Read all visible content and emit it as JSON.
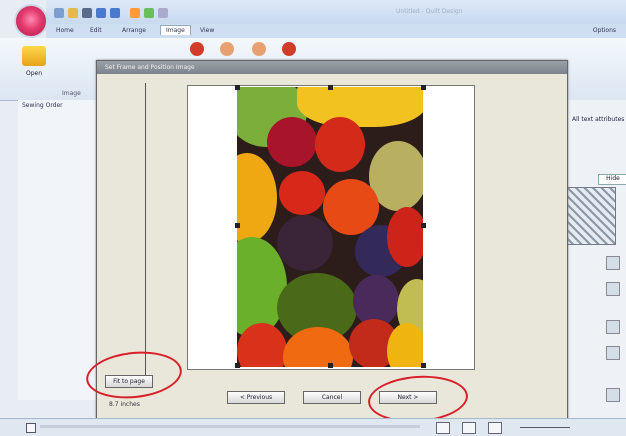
{
  "window": {
    "title": "Untitled - Quilt Design"
  },
  "tabs": [
    {
      "label": "Home"
    },
    {
      "label": "Edit"
    },
    {
      "label": "Arrange"
    },
    {
      "label": "Image"
    },
    {
      "label": "View"
    }
  ],
  "options_label": "Options",
  "ribbon": {
    "open_label": "Open",
    "image_group_label": "Image"
  },
  "left_panel": {
    "title": "Sewing Order"
  },
  "right_panel": {
    "attr_label": "All text attributes",
    "hide_label": "Hide"
  },
  "dialog": {
    "title": "Set Frame and Position Image",
    "status_text": "8.7 inches",
    "buttons": {
      "fit_to_page": "Fit to page",
      "previous": "< Previous",
      "cancel": "Cancel",
      "next": "Next >"
    }
  },
  "colors": {
    "highlight": "#d8202b",
    "accent": "#e23a6e"
  }
}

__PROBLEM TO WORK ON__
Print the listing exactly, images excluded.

__YOUR RESPONSE__
Read all visible content and emit it as JSON.
{
  "window": {
    "title": "Untitled - Quilt Design"
  },
  "tabs": [
    {
      "label": "Home"
    },
    {
      "label": "Edit"
    },
    {
      "label": "Arrange"
    },
    {
      "label": "Image"
    },
    {
      "label": "View"
    }
  ],
  "options_label": "Options",
  "ribbon": {
    "open_label": "Open",
    "image_group_label": "Image"
  },
  "left_panel": {
    "title": "Sewing Order"
  },
  "right_panel": {
    "attr_label": "All text attributes",
    "hide_label": "Hide"
  },
  "dialog": {
    "title": "Set Frame and Position Image",
    "status_text": "8.7 inches",
    "buttons": {
      "fit_to_page": "Fit to page",
      "previous": "< Previous",
      "cancel": "Cancel",
      "next": "Next >"
    }
  },
  "colors": {
    "highlight": "#d8202b",
    "accent": "#e23a6e"
  }
}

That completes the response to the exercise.